%%
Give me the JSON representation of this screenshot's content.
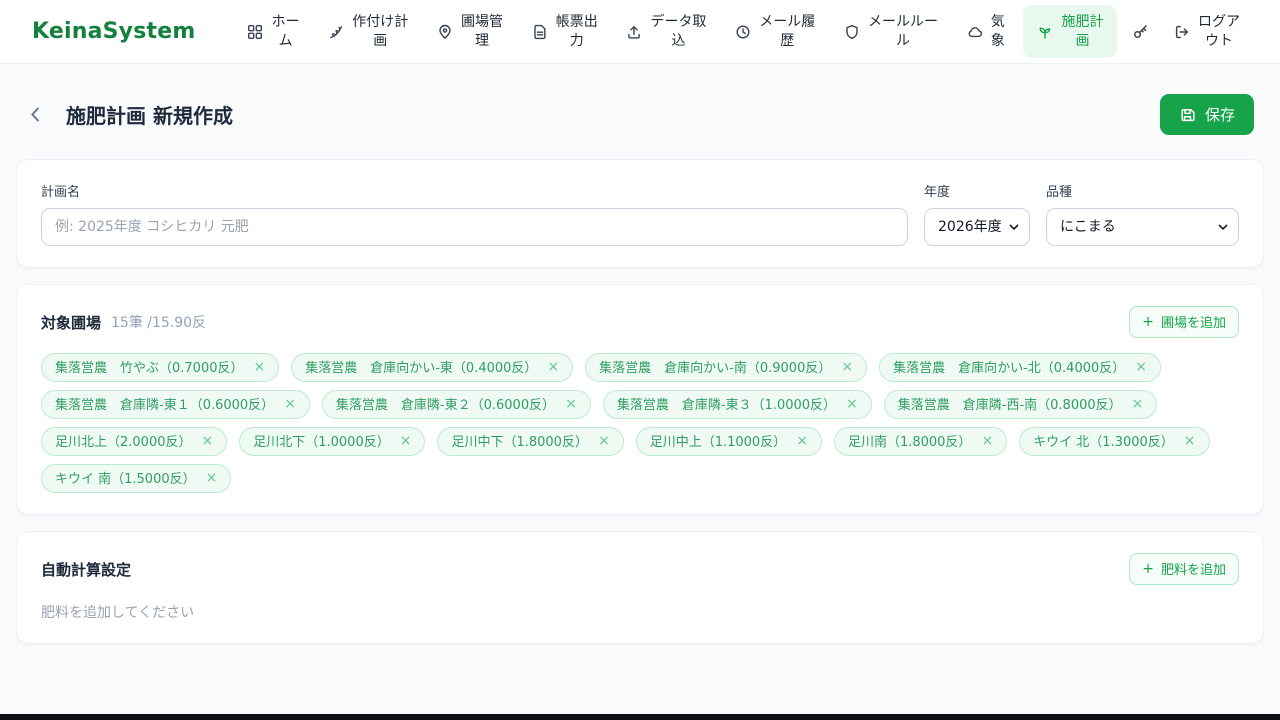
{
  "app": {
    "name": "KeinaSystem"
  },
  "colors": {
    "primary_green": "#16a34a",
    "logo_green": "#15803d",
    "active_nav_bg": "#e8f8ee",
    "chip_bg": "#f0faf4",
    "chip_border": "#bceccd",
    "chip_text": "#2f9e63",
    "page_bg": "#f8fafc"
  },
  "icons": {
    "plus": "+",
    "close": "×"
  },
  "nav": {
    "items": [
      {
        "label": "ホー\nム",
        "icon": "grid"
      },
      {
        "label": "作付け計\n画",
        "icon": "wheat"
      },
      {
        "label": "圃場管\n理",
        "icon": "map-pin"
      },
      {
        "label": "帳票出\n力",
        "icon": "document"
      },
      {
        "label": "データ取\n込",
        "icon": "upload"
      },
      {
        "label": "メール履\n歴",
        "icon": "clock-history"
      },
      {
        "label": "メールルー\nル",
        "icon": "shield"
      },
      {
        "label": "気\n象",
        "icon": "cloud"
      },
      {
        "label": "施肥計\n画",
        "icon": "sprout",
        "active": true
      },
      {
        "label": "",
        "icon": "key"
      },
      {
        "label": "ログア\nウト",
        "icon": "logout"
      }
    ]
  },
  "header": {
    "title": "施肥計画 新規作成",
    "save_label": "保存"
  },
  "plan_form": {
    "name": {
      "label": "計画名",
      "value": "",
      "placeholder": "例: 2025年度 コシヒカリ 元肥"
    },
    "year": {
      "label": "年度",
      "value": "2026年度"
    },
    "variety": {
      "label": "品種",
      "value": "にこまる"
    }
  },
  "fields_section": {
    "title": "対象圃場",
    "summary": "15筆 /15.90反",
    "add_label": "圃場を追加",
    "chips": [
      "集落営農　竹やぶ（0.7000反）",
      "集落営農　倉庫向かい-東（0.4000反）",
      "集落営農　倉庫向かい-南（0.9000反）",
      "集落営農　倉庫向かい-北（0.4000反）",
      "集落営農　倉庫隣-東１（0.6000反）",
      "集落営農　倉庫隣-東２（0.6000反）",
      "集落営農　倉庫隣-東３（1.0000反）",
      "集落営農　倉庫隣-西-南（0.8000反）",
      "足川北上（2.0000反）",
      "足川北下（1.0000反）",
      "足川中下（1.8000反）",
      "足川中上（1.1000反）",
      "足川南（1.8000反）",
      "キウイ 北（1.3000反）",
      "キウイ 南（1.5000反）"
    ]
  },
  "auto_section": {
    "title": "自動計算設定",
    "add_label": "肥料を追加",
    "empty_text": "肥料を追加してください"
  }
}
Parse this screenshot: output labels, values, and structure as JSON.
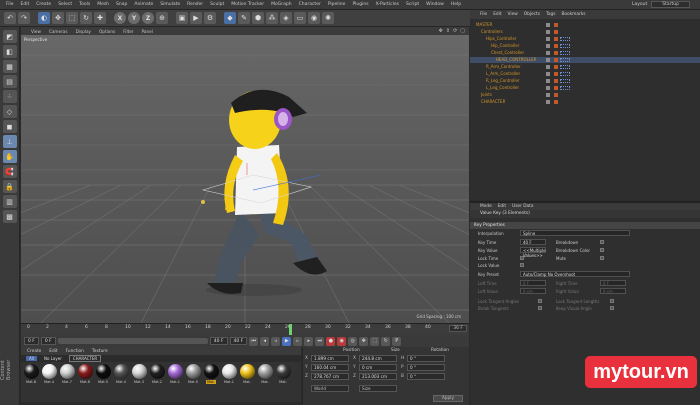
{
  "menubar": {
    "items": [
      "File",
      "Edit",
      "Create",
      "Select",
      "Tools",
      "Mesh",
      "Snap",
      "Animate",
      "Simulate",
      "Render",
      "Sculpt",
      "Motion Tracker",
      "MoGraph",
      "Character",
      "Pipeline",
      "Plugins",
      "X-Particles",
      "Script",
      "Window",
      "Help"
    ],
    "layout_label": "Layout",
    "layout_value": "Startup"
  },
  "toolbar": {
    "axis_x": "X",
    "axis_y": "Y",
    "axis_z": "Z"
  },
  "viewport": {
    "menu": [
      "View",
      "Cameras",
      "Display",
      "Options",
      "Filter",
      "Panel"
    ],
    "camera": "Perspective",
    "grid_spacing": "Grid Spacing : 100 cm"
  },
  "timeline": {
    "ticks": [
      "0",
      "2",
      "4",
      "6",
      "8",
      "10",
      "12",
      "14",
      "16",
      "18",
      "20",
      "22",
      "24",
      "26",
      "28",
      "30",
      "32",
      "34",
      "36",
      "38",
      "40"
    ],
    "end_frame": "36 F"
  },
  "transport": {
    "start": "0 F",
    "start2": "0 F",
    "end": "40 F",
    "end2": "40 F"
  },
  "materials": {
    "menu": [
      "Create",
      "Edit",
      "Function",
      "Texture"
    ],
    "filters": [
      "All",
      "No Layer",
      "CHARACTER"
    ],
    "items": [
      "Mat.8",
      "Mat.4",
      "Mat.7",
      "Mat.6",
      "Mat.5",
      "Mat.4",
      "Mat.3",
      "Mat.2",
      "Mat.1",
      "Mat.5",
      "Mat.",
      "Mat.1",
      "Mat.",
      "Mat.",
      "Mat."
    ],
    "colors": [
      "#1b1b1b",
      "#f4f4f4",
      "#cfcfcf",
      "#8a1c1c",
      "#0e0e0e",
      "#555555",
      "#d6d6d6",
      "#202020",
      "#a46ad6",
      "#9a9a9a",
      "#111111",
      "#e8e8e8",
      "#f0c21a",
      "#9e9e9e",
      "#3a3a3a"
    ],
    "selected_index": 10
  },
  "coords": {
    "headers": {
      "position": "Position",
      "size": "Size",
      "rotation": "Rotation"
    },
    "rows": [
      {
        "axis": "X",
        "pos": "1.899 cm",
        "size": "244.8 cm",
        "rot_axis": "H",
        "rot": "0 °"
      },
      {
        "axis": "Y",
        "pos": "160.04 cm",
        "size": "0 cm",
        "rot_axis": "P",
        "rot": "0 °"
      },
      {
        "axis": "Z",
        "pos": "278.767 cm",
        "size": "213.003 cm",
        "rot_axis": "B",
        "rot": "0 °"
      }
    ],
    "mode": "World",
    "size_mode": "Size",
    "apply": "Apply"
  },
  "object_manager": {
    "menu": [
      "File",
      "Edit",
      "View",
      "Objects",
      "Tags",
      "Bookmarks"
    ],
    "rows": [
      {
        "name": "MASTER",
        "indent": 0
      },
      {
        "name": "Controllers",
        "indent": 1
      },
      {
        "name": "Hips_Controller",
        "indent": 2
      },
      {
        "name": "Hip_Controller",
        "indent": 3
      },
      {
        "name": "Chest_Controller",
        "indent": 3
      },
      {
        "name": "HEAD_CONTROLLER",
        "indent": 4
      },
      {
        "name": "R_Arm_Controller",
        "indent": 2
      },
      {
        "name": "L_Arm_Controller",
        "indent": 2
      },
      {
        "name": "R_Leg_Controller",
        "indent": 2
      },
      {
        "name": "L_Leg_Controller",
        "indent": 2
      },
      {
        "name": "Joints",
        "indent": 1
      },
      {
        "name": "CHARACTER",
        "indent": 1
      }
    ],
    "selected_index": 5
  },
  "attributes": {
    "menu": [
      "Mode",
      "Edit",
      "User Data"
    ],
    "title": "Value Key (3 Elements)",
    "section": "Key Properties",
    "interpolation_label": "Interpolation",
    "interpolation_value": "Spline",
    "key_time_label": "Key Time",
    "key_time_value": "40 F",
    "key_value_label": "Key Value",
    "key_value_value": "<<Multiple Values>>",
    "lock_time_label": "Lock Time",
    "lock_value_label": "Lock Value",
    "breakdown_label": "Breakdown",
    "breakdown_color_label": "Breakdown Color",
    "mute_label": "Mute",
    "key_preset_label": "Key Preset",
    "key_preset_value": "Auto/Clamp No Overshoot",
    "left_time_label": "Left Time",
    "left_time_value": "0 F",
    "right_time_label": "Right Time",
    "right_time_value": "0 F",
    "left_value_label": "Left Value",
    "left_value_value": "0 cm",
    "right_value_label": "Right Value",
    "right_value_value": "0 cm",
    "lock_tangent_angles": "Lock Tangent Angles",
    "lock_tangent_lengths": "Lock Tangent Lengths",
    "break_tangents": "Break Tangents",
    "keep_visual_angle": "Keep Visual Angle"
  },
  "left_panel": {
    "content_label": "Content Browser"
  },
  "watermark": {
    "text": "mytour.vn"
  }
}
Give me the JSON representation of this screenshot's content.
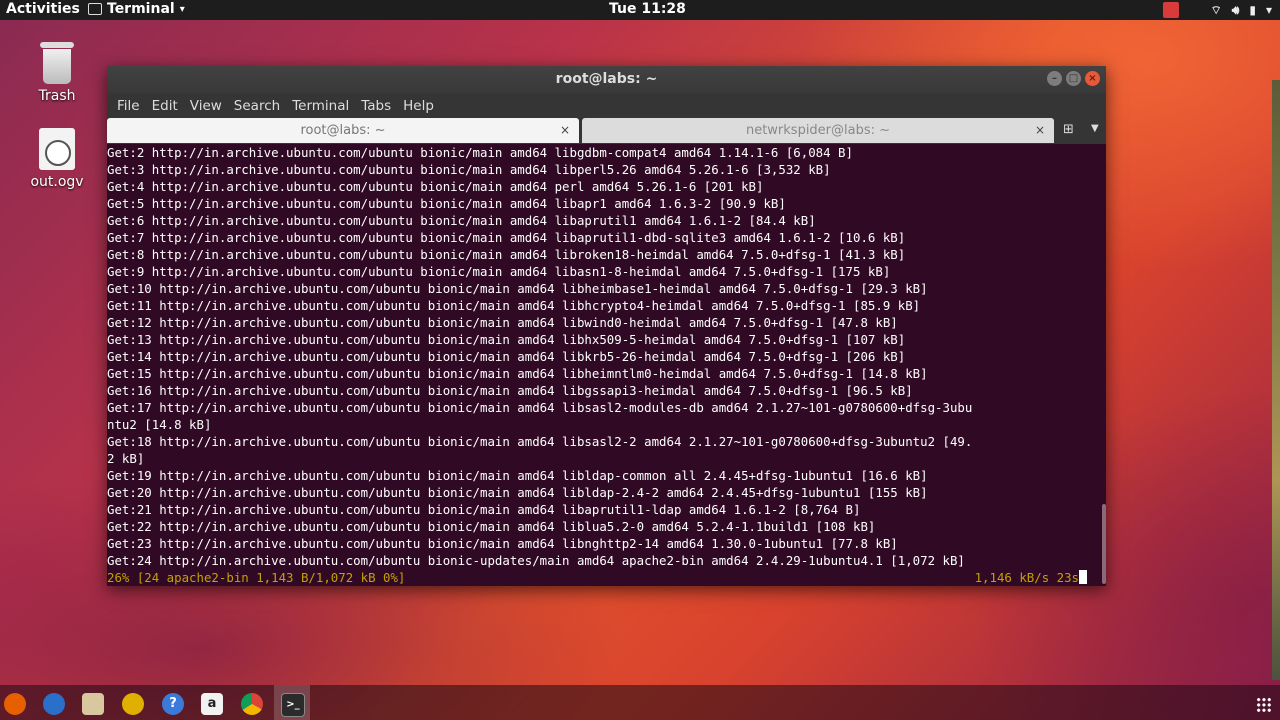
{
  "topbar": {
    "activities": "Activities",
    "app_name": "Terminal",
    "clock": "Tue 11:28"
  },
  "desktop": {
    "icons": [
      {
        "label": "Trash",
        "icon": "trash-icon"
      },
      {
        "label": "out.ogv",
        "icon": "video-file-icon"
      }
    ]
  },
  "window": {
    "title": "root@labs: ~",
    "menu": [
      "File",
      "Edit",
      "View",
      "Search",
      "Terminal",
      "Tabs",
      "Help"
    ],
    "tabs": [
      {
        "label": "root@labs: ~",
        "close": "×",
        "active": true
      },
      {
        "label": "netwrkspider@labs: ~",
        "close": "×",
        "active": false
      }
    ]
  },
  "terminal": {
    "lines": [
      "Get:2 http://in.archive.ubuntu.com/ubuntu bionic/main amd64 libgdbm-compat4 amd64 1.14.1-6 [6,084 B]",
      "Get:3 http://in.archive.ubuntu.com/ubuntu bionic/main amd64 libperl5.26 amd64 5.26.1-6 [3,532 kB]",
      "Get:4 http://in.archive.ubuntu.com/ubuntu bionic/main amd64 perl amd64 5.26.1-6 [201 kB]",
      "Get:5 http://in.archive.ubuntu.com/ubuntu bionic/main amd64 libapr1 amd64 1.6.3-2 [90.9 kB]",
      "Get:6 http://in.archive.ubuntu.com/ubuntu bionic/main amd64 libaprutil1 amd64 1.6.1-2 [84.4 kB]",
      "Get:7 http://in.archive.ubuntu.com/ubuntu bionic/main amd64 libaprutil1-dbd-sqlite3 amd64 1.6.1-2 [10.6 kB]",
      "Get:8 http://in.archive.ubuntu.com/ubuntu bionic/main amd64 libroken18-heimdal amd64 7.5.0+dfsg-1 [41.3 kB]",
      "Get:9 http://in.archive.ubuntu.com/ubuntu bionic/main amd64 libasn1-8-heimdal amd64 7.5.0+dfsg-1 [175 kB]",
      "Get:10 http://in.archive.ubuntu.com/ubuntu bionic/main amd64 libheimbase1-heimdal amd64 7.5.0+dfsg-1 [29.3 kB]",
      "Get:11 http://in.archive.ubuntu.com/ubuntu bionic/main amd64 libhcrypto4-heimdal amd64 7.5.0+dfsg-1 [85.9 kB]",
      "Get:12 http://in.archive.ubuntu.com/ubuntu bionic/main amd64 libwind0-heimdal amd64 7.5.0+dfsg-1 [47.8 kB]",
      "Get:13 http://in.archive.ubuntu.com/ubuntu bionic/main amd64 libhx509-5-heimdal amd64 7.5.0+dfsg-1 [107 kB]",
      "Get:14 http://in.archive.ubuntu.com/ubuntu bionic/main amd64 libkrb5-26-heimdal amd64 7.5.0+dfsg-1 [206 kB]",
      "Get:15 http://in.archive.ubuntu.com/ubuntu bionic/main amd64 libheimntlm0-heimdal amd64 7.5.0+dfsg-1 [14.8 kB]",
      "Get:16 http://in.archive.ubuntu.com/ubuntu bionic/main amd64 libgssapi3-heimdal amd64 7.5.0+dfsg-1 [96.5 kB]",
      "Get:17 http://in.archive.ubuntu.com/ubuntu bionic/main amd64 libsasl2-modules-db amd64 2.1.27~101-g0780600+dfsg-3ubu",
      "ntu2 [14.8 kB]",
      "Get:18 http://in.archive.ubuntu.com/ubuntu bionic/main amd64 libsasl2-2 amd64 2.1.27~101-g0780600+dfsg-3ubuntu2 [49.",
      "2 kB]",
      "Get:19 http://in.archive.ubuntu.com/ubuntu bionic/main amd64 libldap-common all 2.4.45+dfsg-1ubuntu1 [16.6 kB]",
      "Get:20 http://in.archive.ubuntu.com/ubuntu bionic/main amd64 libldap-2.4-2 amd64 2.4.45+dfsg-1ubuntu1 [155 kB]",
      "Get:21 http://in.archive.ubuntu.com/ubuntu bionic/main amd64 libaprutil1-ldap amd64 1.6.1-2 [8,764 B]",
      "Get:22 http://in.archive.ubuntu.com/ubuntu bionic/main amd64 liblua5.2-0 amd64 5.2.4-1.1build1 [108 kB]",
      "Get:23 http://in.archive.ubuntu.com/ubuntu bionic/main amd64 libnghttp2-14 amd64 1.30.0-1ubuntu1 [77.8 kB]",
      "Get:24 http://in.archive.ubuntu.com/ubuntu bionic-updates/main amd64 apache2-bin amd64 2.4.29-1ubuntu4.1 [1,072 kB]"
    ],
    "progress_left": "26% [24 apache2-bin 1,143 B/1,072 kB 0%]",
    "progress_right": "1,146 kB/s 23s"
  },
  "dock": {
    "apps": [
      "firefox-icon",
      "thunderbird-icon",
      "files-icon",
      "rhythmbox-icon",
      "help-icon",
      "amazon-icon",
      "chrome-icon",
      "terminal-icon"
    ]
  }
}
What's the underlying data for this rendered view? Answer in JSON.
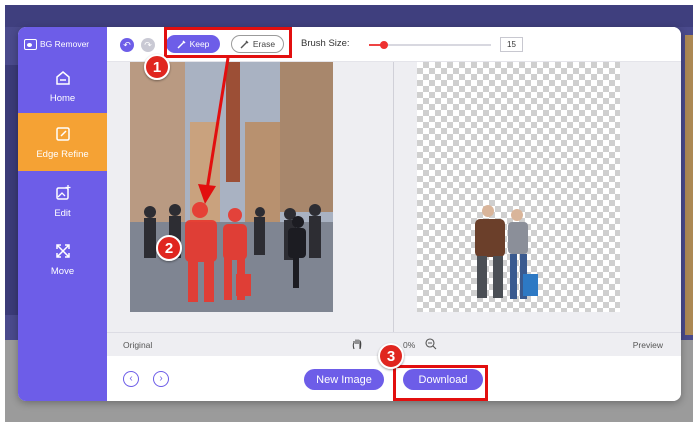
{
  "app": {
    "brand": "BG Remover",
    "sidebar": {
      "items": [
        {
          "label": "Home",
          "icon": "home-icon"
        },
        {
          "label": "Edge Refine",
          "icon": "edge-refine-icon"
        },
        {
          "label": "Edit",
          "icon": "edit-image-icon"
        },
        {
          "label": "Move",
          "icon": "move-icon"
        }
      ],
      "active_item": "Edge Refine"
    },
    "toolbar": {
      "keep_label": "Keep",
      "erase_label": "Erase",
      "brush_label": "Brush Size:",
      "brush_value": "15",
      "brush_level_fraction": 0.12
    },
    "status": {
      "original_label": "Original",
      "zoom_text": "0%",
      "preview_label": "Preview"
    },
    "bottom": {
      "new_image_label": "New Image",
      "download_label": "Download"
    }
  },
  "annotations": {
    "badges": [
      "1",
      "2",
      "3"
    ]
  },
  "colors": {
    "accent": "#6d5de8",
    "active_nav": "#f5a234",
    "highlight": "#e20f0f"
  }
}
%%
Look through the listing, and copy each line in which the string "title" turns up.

    "title": "施肥計画 新規作成",
    "title": "対象圃場",
    "title": "自動計算設定",
    "title": "Value Key (3 Elements)",
    "title": "root@labs: ~",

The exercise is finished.